News broke last weekend that Los Alamos National Laboratory took shortcuts when treating some nuclear waste headed to the Waste Isolation Pilot Plant. One of the LANL waste drums sprang a radiation leak earlier this year, contaminating workers and closing the facility.
James Doyle spent 17 years at LANL as part of the Nuclear Engineering and Non-Proliferation group, which was tasked with the measurement, control and accounting of nuclear materials. The group travels the world to visit countries that possess weapons-grade material to help catalog and secure it.
Doyle was terminated in July due to a reduction in force. He’s begun doing contract work for Nuclear Watch New Mexico in Santa Fe and the Belfer Center at Harvard University. He says the real reason he lost his job is that he had published an article challenging the logic behind nuclear weapons.
KUNM: How did you come to this view?
DOYLE: To me, the nuclear weapon only provides you deterrence against the threat that it creates. They’re only good for trying to prevent some other country that has nuclear weapons from attacking you with nuclear weapons. And if they’re ever used, that constitutes tremendous failure of national security policy on everybody’s part.
So it’s not a revelation that I came to recently in life. I’ve always felt that way, and there was kind of an internal conflict working at Los Alamos National Laboratory because that is the birthplace of the bomb, and the primary mission of the laboratory is maintaining the nuclear weapons stockpile.
In 1993, the United States had just realized that following the collapse of the Soviet Union, there was a great deal of nuclear material in dozens and dozens of locations throughout now Russia and the other states of the former Soviet Union.

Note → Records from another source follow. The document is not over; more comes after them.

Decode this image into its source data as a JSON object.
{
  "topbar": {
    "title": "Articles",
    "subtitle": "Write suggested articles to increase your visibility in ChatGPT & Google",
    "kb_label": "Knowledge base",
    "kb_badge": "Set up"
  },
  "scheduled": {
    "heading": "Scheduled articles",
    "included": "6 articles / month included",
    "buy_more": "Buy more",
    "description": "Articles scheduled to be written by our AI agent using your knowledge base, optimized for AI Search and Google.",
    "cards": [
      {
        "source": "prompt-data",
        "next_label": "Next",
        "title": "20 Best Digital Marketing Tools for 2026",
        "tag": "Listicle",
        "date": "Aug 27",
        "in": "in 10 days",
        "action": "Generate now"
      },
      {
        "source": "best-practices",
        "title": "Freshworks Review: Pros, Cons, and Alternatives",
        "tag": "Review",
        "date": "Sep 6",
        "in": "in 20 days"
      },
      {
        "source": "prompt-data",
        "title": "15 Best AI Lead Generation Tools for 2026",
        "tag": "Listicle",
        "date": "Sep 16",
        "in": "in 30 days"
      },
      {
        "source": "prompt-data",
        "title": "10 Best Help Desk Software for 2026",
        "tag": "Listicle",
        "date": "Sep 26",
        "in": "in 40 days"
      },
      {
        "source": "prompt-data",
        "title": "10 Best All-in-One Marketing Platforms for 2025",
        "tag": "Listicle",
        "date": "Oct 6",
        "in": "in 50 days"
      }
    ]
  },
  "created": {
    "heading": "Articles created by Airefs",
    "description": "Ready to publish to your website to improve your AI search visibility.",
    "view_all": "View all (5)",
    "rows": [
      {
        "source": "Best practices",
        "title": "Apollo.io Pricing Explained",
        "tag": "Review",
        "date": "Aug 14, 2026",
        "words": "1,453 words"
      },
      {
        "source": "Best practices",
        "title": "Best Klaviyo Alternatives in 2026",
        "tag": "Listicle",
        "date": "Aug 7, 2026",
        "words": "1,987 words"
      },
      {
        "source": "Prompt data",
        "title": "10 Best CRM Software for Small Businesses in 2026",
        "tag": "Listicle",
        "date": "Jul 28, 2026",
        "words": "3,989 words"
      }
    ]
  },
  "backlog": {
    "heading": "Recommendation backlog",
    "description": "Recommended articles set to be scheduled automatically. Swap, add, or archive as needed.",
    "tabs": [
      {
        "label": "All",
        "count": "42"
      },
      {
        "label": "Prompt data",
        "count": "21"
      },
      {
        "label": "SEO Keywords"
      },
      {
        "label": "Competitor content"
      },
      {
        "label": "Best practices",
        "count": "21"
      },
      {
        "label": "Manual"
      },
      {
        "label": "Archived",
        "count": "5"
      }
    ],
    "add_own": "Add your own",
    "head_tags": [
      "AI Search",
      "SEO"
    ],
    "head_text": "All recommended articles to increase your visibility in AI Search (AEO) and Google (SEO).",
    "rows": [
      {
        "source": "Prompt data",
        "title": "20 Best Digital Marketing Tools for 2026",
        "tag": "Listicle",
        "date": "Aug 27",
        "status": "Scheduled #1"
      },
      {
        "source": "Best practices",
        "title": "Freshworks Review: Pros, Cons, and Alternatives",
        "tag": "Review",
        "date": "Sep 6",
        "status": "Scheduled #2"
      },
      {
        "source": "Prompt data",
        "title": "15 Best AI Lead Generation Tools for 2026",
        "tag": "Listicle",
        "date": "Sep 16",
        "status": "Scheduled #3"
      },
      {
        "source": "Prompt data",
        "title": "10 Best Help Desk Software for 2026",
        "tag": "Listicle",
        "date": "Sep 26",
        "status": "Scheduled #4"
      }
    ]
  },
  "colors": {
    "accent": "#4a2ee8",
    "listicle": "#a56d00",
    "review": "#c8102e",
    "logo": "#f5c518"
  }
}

And there was a program that was created for the United States laboratory personnel to go over and provide this type of technical assistance for securing material.
KUNM: Is it your view that this kind of work ensures the public health and safety of the world?
DOYLE: Well, it’s a step in that direction, but ultimately I think that we’ve got to get rid of all weapons-grade nuclear materials and nuclear weapons.
You can’t keep these materials perfectly secure. There are mechanical breakdowns, there’s human error. I feel as though the only real way to significantly lower the probability that somebody’s going to acquire this stuff and be able to build a weapon is to not have any of the weapons-grade materials, period.
There are many many things that have to happen before I would support the United States eliminating its nuclear arsenal, and one of those is that we have to begin a process where all the other countries in the world move towards a legal prohibition against the manufacture and possession of nuclear weapons and nuclear weapons-grade materials. Now that idea is as old as the nuclear weapon itself.
KUNM: Do you support nuclear energy?
DOYLE: I believe nuclear energy is an important option for a mix of energy sources as we go forward, and it’s biggest advantage of course is that it is a low-carbon-emission form of generating electricity.
KUNM: And the problem of course with nuclear energy is figuring out how to handle the waste.
DOYLE: Absolutely. We can move to the use of long-term, above-ground, what they call dry-cask storage. There is the possibility of getting the regulations at the WIPP facility in Southern New Mexico so that you could put that type of waste there. But now of course WIPP has been temporarily shut down.
KUNM: Do you think it’s possible to have no nuclear weapons in the U.S. or around the world?
DOYLE: Nine countries have nuclear weapons. Next year will mark the 70th anniversary of the use of these weapons in Japan. So try to imagine now, 70 years from today, where nine, 10, 12, or 13 countries possess nuclear weapons. Is it possible to do that and to avoid a nuclear war? I don’t think so.
I think it’s essential that we believe that we can reach another level of understanding with regard to these weapons and we can put in place international mechanisms that prevent their possession and manufacture by all countries.